» Action item: In the material below, find every line with "verified" and pull it out.

BEGIN Data excerpts

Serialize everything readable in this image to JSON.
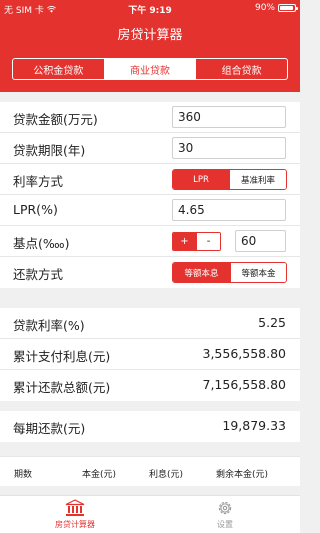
{
  "status_bar": {
    "carrier": "无 SIM 卡",
    "time": "下午 9:19",
    "battery": "90%"
  },
  "header": {
    "title": "房贷计算器"
  },
  "tabs": [
    {
      "label": "公积金贷款",
      "active": false
    },
    {
      "label": "商业贷款",
      "active": true
    },
    {
      "label": "组合贷款",
      "active": false
    }
  ],
  "form": {
    "loan_amount": {
      "label": "贷款金额(万元)",
      "value": "360"
    },
    "loan_term": {
      "label": "贷款期限(年)",
      "value": "30"
    },
    "rate_mode": {
      "label": "利率方式",
      "options": [
        "LPR",
        "基准利率"
      ],
      "selected": "LPR"
    },
    "lpr": {
      "label": "LPR(%)",
      "value": "4.65"
    },
    "basis_points": {
      "label": "基点(‱)",
      "plus": "+",
      "minus": "-",
      "value": "60"
    },
    "repay_method": {
      "label": "还款方式",
      "options": [
        "等额本息",
        "等额本金"
      ],
      "selected": "等额本息"
    }
  },
  "results": {
    "loan_rate": {
      "label": "贷款利率(%)",
      "value": "5.25"
    },
    "total_interest": {
      "label": "累计支付利息(元)",
      "value": "3,556,558.80"
    },
    "total_repayment": {
      "label": "累计还款总额(元)",
      "value": "7,156,558.80"
    }
  },
  "monthly": {
    "label": "每期还款(元)",
    "value": "19,879.33"
  },
  "schedule_headers": [
    "期数",
    "本金(元)",
    "利息(元)",
    "剩余本金(元)"
  ],
  "tabbar": [
    {
      "label": "房贷计算器",
      "icon": "bank-icon",
      "active": true
    },
    {
      "label": "设置",
      "icon": "gear-icon",
      "active": false
    }
  ],
  "colors": {
    "accent": "#e4322f",
    "background": "#f0f0f0"
  }
}
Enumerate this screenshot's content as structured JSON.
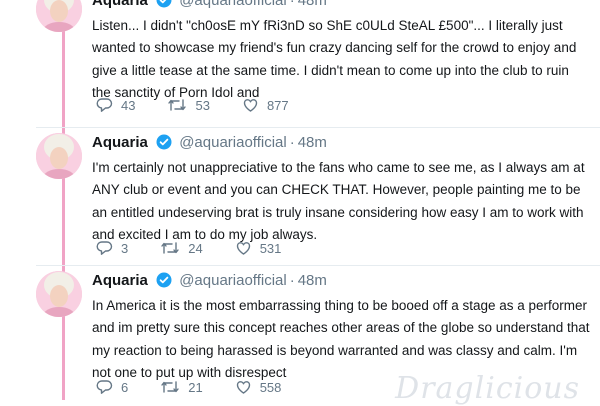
{
  "tweets": [
    {
      "name": "Aquaria",
      "handle": "@aquariaofficial",
      "time": "48m",
      "text": "Listen... I didn't \"ch0osE mY fRi3nD so ShE c0ULd SteAL £500\"... I literally just wanted to showcase my friend's fun crazy dancing self for the crowd to enjoy and give a little tease at the same time. I didn't mean to come up into the club to ruin the sanctity of Porn Idol and",
      "replies": "43",
      "retweets": "53",
      "likes": "877"
    },
    {
      "name": "Aquaria",
      "handle": "@aquariaofficial",
      "time": "48m",
      "text": "I'm certainly not unappreciative to the fans who came to see me, as I always am at ANY club or event and you can CHECK THAT. However, people painting me to be an entitled undeserving brat is truly insane considering how easy I am to work with and excited I am to do my job always.",
      "replies": "3",
      "retweets": "24",
      "likes": "531"
    },
    {
      "name": "Aquaria",
      "handle": "@aquariaofficial",
      "time": "48m",
      "text": "In America it is the most embarrassing thing to be booed off a stage as a performer and im pretty sure this concept reaches other areas of the globe so understand that my reaction to being harassed is beyond warranted and was classy and calm. I'm not one to put up with disrespect",
      "replies": "6",
      "retweets": "21",
      "likes": "558"
    }
  ],
  "separator": "·",
  "watermark": "Draglicious",
  "colors": {
    "thread_line": "#f0a3c5",
    "verified": "#1da1f2",
    "secondary_text": "#657786",
    "avatar_bg": "#f7c7db"
  },
  "icons": [
    "reply-icon",
    "retweet-icon",
    "like-icon",
    "verified-badge-icon"
  ]
}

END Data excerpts

» Task solution:
    "verified": "#1da1f2",
    "verified-badge-icon"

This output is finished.